- [Your objective]
Across the data below, how many lines have the word "before" in them? Give the number and nothing else.

- [Data extracts]
- - - -

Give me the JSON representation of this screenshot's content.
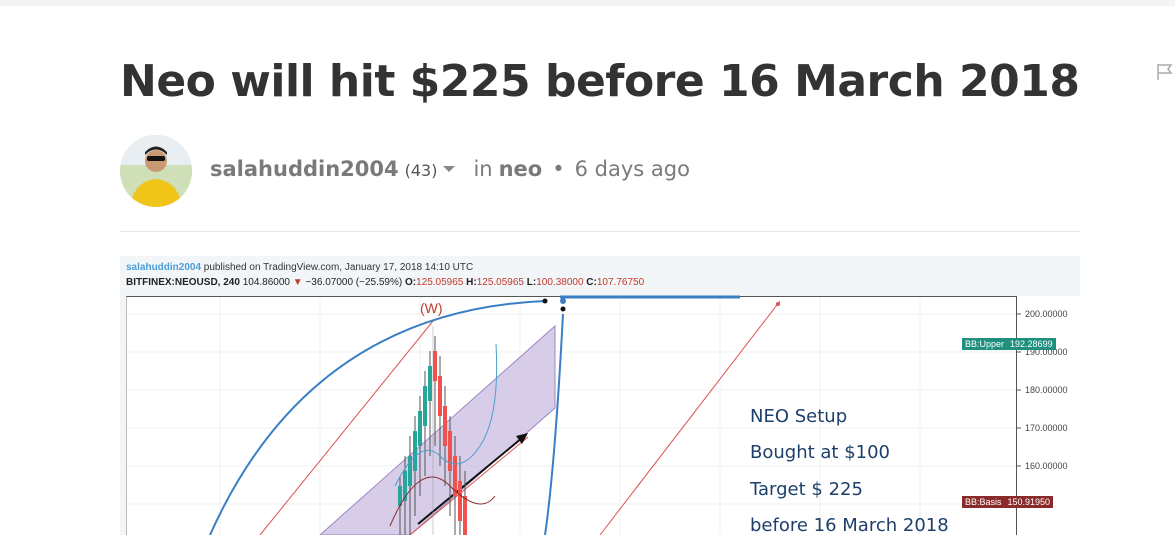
{
  "post": {
    "title": "Neo will hit $225 before 16 March 2018",
    "author": "salahuddin2004",
    "reputation": "(43)",
    "in_label": "in",
    "category": "neo",
    "separator": "•",
    "time": "6 days ago"
  },
  "chart": {
    "publisher": "salahuddin2004",
    "published_text": " published on TradingView.com, January 17, 2018 14:10 UTC",
    "symbol": "BITFINEX:NEOUSD, 240",
    "last": "104.86000",
    "change_arrow": "▼",
    "change": "−36.07000 (−25.59%)",
    "o_label": "O:",
    "o_value": "125.05965",
    "h_label": "H:",
    "h_value": "125.05965",
    "l_label": "L:",
    "l_value": "100.38000",
    "c_label": "C:",
    "c_value": "107.76750",
    "wave_label": "(W)",
    "price_ticks": [
      "200.00000",
      "190.00000",
      "180.00000",
      "170.00000",
      "160.00000"
    ],
    "bb_upper_label": "BB:Upper",
    "bb_upper_value": "192.28699",
    "bb_basis_label": "BB:Basis",
    "bb_basis_value": "150.91950",
    "bb_upper_color": "#1f8f7f",
    "bb_basis_color": "#8b2a2a",
    "notes": [
      "NEO Setup",
      "Bought at $100",
      "Target $ 225",
      "before 16 March 2018"
    ]
  },
  "icons": {
    "flag": "flag-icon",
    "caret": "caret-down-icon"
  }
}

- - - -

- [Result of the task]
2